### Data to use
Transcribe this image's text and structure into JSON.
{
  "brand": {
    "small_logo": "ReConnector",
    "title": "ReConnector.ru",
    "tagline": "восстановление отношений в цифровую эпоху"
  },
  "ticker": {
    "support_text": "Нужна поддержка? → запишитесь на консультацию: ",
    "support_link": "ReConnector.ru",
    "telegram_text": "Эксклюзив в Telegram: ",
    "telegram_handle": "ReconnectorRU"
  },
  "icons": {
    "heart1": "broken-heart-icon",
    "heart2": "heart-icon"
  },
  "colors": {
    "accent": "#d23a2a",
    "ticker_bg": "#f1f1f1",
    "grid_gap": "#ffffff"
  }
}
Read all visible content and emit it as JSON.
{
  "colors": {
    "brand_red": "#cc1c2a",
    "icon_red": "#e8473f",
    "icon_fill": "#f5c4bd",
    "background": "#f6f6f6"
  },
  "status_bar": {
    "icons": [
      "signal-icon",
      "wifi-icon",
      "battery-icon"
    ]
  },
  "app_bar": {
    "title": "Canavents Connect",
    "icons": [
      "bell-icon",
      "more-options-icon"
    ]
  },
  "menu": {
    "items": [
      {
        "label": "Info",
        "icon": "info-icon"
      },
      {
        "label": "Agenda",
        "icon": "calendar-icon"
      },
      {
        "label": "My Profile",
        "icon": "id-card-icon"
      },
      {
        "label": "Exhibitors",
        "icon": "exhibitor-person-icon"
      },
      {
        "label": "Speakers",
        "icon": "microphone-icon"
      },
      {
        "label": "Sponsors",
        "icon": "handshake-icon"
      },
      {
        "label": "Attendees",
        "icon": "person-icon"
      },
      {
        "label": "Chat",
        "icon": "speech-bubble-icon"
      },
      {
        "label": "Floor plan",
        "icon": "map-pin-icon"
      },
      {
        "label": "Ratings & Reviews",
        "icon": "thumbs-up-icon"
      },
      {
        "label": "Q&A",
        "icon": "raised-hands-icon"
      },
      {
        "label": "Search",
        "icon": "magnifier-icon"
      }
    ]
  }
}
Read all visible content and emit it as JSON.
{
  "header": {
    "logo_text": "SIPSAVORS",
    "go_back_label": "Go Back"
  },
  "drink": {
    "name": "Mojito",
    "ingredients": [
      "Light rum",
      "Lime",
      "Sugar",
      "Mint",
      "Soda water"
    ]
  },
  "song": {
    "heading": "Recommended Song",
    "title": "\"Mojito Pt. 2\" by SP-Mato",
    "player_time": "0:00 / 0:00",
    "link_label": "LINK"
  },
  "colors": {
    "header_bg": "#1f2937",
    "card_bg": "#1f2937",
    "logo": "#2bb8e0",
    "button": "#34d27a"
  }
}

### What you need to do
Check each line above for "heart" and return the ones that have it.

### Finished exercise
    "heart1": "broken-heart-icon",
    "heart2": "heart-icon"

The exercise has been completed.